* **TASK DETAILS**
A word-for-word restatement of every entry is what is needed here.

* **MATERIALS PROVIDED**
☆ ☆ ☆ ☆ ☆
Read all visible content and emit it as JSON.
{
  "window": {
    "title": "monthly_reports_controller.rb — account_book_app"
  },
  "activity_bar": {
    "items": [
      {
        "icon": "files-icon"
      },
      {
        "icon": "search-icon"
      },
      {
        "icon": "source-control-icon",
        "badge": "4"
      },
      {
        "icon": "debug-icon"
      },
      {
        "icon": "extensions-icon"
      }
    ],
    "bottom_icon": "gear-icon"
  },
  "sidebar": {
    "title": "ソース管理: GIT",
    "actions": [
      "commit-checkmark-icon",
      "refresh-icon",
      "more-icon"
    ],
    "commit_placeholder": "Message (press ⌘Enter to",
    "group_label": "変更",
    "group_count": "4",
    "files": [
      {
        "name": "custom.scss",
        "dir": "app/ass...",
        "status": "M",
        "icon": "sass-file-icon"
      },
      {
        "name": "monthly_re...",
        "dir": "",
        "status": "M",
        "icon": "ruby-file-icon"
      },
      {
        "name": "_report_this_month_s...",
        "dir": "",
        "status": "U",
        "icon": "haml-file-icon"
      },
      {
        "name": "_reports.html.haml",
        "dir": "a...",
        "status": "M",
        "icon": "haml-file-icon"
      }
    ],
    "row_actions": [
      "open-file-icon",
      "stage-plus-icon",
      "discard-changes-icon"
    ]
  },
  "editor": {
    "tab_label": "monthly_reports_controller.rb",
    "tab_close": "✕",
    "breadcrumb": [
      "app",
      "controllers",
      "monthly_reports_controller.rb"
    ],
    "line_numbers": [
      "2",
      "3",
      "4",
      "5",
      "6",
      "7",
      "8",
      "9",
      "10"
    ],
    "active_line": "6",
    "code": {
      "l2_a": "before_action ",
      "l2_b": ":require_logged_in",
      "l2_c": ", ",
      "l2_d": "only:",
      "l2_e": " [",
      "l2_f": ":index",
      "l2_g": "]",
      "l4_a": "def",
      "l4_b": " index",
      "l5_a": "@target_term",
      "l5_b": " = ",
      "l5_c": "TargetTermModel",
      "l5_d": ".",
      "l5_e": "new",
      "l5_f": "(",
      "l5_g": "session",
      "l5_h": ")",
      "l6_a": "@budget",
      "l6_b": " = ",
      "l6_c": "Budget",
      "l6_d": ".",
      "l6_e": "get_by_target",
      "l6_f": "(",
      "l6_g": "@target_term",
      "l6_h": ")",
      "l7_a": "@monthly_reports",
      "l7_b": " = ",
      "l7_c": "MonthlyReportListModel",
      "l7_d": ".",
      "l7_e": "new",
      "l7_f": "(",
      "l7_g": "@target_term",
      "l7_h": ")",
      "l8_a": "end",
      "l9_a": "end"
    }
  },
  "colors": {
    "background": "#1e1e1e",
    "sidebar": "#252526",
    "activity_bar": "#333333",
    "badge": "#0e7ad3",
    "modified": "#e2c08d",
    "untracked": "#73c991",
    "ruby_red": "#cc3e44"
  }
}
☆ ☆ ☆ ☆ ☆
* **ANSWER BOX**
Read all visible content and emit it as JSON.
{
  "window": {
    "title": "monthly_reports_controller.rb — account_book_app"
  },
  "activity_bar": {
    "items": [
      {
        "icon": "files-icon"
      },
      {
        "icon": "search-icon"
      },
      {
        "icon": "source-control-icon",
        "badge": "4"
      },
      {
        "icon": "debug-icon"
      },
      {
        "icon": "extensions-icon"
      }
    ],
    "bottom_icon": "gear-icon"
  },
  "sidebar": {
    "title": "ソース管理: GIT",
    "actions": [
      "commit-checkmark-icon",
      "refresh-icon",
      "more-icon"
    ],
    "commit_placeholder": "Message (press ⌘Enter to",
    "group_label": "変更",
    "group_count": "4",
    "files": [
      {
        "name": "custom.scss",
        "dir": "app/ass...",
        "status": "M",
        "icon": "sass-file-icon"
      },
      {
        "name": "monthly_re...",
        "dir": "",
        "status": "M",
        "icon": "ruby-file-icon"
      },
      {
        "name": "_report_this_month_s...",
        "dir": "",
        "status": "U",
        "icon": "haml-file-icon"
      },
      {
        "name": "_reports.html.haml",
        "dir": "a...",
        "status": "M",
        "icon": "haml-file-icon"
      }
    ],
    "row_actions": [
      "open-file-icon",
      "stage-plus-icon",
      "discard-changes-icon"
    ]
  },
  "editor": {
    "tab_label": "monthly_reports_controller.rb",
    "tab_close": "✕",
    "breadcrumb": [
      "app",
      "controllers",
      "monthly_reports_controller.rb"
    ],
    "line_numbers": [
      "2",
      "3",
      "4",
      "5",
      "6",
      "7",
      "8",
      "9",
      "10"
    ],
    "active_line": "6",
    "code": {
      "l2_a": "before_action ",
      "l2_b": ":require_logged_in",
      "l2_c": ", ",
      "l2_d": "only:",
      "l2_e": " [",
      "l2_f": ":index",
      "l2_g": "]",
      "l4_a": "def",
      "l4_b": " index",
      "l5_a": "@target_term",
      "l5_b": " = ",
      "l5_c": "TargetTermModel",
      "l5_d": ".",
      "l5_e": "new",
      "l5_f": "(",
      "l5_g": "session",
      "l5_h": ")",
      "l6_a": "@budget",
      "l6_b": " = ",
      "l6_c": "Budget",
      "l6_d": ".",
      "l6_e": "get_by_target",
      "l6_f": "(",
      "l6_g": "@target_term",
      "l6_h": ")",
      "l7_a": "@monthly_reports",
      "l7_b": " = ",
      "l7_c": "MonthlyReportListModel",
      "l7_d": ".",
      "l7_e": "new",
      "l7_f": "(",
      "l7_g": "@target_term",
      "l7_h": ")",
      "l8_a": "end",
      "l9_a": "end"
    }
  },
  "colors": {
    "background": "#1e1e1e",
    "sidebar": "#252526",
    "activity_bar": "#333333",
    "badge": "#0e7ad3",
    "modified": "#e2c08d",
    "untracked": "#73c991",
    "ruby_red": "#cc3e44"
  }
}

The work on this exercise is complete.